BREVARD COUNTY, Fla. — Matthew's Hope began as an effort to protect the homeless during cold weather snaps, but now the Orange County nonprofit has grown so much it's expanding services to Brevard County.

What You Need To Know

  •  The nonprofit organization Matthew's Hope recently opened a new location in Brevard County

  •  The group started 12 years ago in Winter Garden as an effort to help the homeless population during cold weather

  • Now with campuses in two counties, the group provides transitional housing, a food pantry, mobile outreach and a preschool
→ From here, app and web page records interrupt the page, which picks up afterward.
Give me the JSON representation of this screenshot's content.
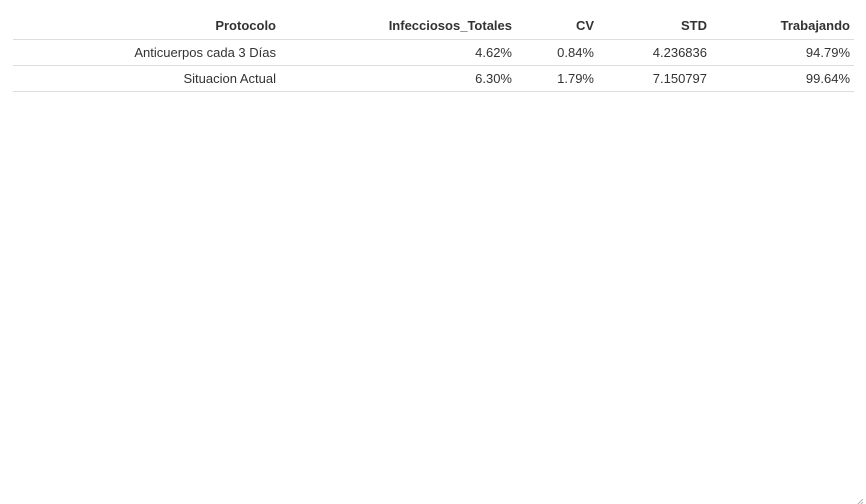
{
  "table": {
    "columns": [
      "Protocolo",
      "Infecciosos_Totales",
      "CV",
      "STD",
      "Trabajando"
    ],
    "rows": [
      [
        "Anticuerpos cada 3 Días",
        "4.62%",
        "0.84%",
        "4.236836",
        "94.79%"
      ],
      [
        "Situacion Actual",
        "6.30%",
        "1.79%",
        "7.150797",
        "99.64%"
      ]
    ]
  },
  "icons": {
    "resize_grip": "resize-grip-icon"
  }
}
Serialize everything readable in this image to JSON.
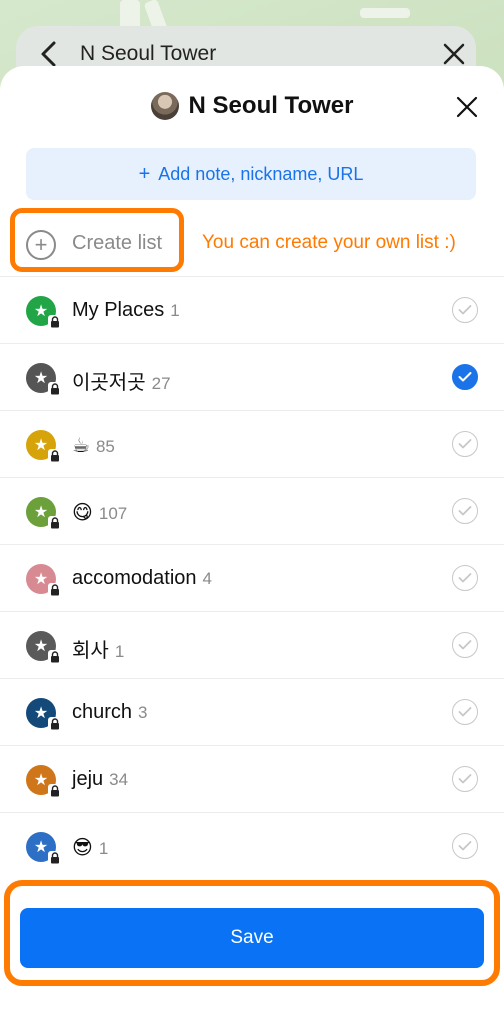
{
  "search": {
    "text": "N Seoul Tower"
  },
  "sheet": {
    "title": "N Seoul Tower",
    "add_note_plus": "+",
    "add_note_label": "Add note, nickname, URL",
    "create_plus": "+",
    "create_label": "Create list",
    "annotation": "You can create your own list :)"
  },
  "lists": [
    {
      "label": "My Places",
      "count": "1",
      "color": "#22a546",
      "checked": false
    },
    {
      "label": "이곳저곳",
      "count": "27",
      "color": "#555555",
      "checked": true
    },
    {
      "label": "☕",
      "count": "85",
      "color": "#d6a40a",
      "checked": false
    },
    {
      "label": "😋",
      "count": "107",
      "color": "#6ba03a",
      "checked": false
    },
    {
      "label": "accomodation",
      "count": "4",
      "color": "#d88a93",
      "checked": false
    },
    {
      "label": "회사",
      "count": "1",
      "color": "#5a5a5a",
      "checked": false
    },
    {
      "label": "church",
      "count": "3",
      "color": "#134a7a",
      "checked": false
    },
    {
      "label": "jeju",
      "count": "34",
      "color": "#d0761a",
      "checked": false
    },
    {
      "label": "😎",
      "count": "1",
      "color": "#2d6fc4",
      "checked": false
    }
  ],
  "save_label": "Save",
  "colors": {
    "accent": "#1a73e8",
    "highlight": "#ff7a00",
    "save": "#0a73f5"
  }
}
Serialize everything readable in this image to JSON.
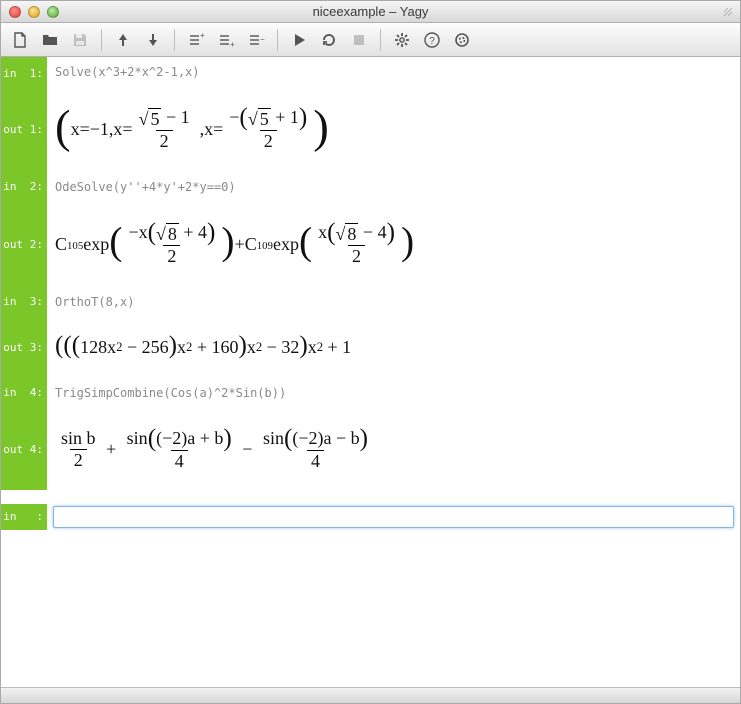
{
  "window": {
    "title": "niceexample – Yagy"
  },
  "toolbar": {
    "new": "new",
    "open": "open",
    "save": "save",
    "up": "up",
    "down": "down",
    "insertAbove": "insert-above",
    "insertBelow": "insert-below",
    "removeCell": "remove-cell",
    "run": "run",
    "reload": "reload",
    "stop": "stop",
    "settings": "settings",
    "help": "help",
    "target": "target"
  },
  "cells": [
    {
      "kind": "in",
      "label": "in  1:",
      "text": "Solve(x^3+2*x^2-1,x)"
    },
    {
      "kind": "out",
      "label": "out 1:",
      "expr_id": "out1"
    },
    {
      "kind": "in",
      "label": "in  2:",
      "text": "OdeSolve(y''+4*y'+2*y==0)"
    },
    {
      "kind": "out",
      "label": "out 2:",
      "expr_id": "out2"
    },
    {
      "kind": "in",
      "label": "in  3:",
      "text": "OrthoT(8,x)"
    },
    {
      "kind": "out",
      "label": "out 3:",
      "expr_id": "out3"
    },
    {
      "kind": "in",
      "label": "in  4:",
      "text": "TrigSimpCombine(Cos(a)^2*Sin(b))"
    },
    {
      "kind": "out",
      "label": "out 4:",
      "expr_id": "out4"
    },
    {
      "kind": "active",
      "label": "in   :",
      "value": ""
    }
  ],
  "math": {
    "out1": {
      "plain": "( x = -1, x = (√5 − 1)/2 , x = −(√5 + 1)/2 )",
      "root5": "5",
      "minus1": "−1",
      "one": "1",
      "two": "2",
      "x": "x",
      "eq": " = ",
      "comma": ","
    },
    "out2": {
      "plain": "C105 exp( −x(√8 + 4)/2 ) + C109 exp( x(√8 − 4)/2 )",
      "C": "C",
      "sub105": "105",
      "sub109": "109",
      "exp": " exp",
      "root8": "8",
      "four": "4",
      "two": "2",
      "x": "x",
      "plus": " + ",
      "minus": " − "
    },
    "out3": {
      "plain": "( ( (128x^2 − 256)x^2 + 160 ) x^2 − 32 ) x^2 + 1",
      "n128": "128",
      "n256": "256",
      "n160": "160",
      "n32": "32",
      "one": "1",
      "x": "x",
      "sq": "2"
    },
    "out4": {
      "plain": "sin b / 2 + sin((−2)a + b)/4 − sin((−2)a − b)/4",
      "sin": "sin",
      "b": "b",
      "two": "2",
      "four": "4",
      "a": "a",
      "neg2": "−2"
    }
  },
  "colors": {
    "gutter": "#7bc628",
    "accent": "#7fb4e8"
  }
}
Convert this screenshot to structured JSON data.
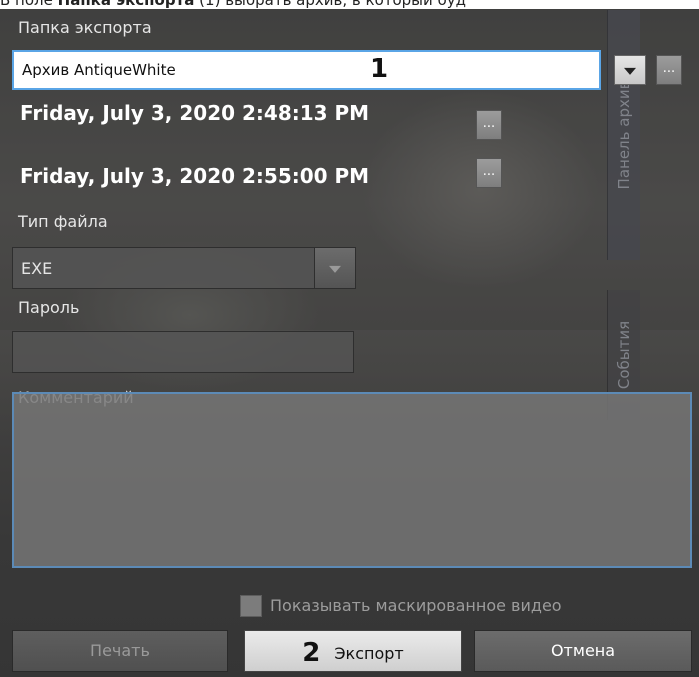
{
  "doc_caption": {
    "prefix": "В поле ",
    "bold": "Папка экспорта",
    "suffix": " (1) выбрать архив, в который буд"
  },
  "side_tabs": {
    "archive_panel": "Панель архив",
    "events": "События"
  },
  "export_folder": {
    "label": "Папка экспорта",
    "value": "Архив AntiqueWhite",
    "marker": "1",
    "browse": "..."
  },
  "time_range": {
    "start": "Friday, July 3, 2020 2:48:13 PM",
    "end": "Friday, July 3, 2020 2:55:00 PM",
    "start_button": "...",
    "end_button": "..."
  },
  "file_type": {
    "label": "Тип файла",
    "value": "EXE"
  },
  "password": {
    "label": "Пароль",
    "value": ""
  },
  "comment": {
    "label": "Комментарий",
    "value": ""
  },
  "show_masked": {
    "label": "Показывать маскированное видео",
    "checked": false
  },
  "buttons": {
    "print": "Печать",
    "export": "Экспорт",
    "export_marker": "2",
    "cancel": "Отмена"
  }
}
Officials in the organization say their main goal is to help people dealing with homelessness to get off the streets and into transitional housing, and help them find a new purpose.

Their hope is that eventually, the help provided at Matthew's Hope will lead to a place those in need can call their own.

Rodney Walton says he does just about everything in the Matthew's Hope pantry — he sorts and stocks donations, and then gets them ready to give out to the needy.

"A lot of people turn their nose up at homeless people, we don't," Walton said.

He says he grew up on a farm where he and his family spent the days doing hard work on thousands of acres.

"Growing up on a farm taught you good work values, and being responsible for yourself and everybody around you," Walton said, noting how his experiences growing up shaped him.

But somewhere along the way, though, he says he lost his way.

After years on the streets, Walton said he found his way to Matthew's Hope in Cocoa three months ago.

Since then, he's become an integral part of the nonprofit's work to help homeless people learn to help themselves.

"I met these guys, and ended up getting into the program two weeks after they got the building," Walton said.

The facility in Brevard County is Matthew's Hope's second location — for 12 years the organization has been operating out of Winter Garden.

But officials say they saw the need to expand to Brevard County and bought a former church on six acres of land on Forrest Avenue in Cocoa.

Walton is one of the people helping to renovate the property so it can be better used to serve the area's homeless population.

"Think of it as the toddler who is trying to walk — we're here to steady you if you fall, pick you back up," said Matthew's Hope founder the Rev. Scott Billue. "People we help are doing what needs to be done to get off the streets."

The pastor says a lot of the renovations being done on the property involves reusing what's already there.

"The metaphors are right there, because that's what we're doing, we are building people up, we are restoring lives," Billue said.

What started in a double-wide trailer has expanded into two campuses that serve 1,600 people, he said.

Among them are people like Walton who say they want to contribute and not just take.

"Makes you feel good about yourself," he said with a smile.​

Matthew's Hope in Cocoa is currently operating it's food pantry, mobile outreach and a preschool.

Once renovations are complete, Billue said they hope to add their transitional housing program by the end of the year.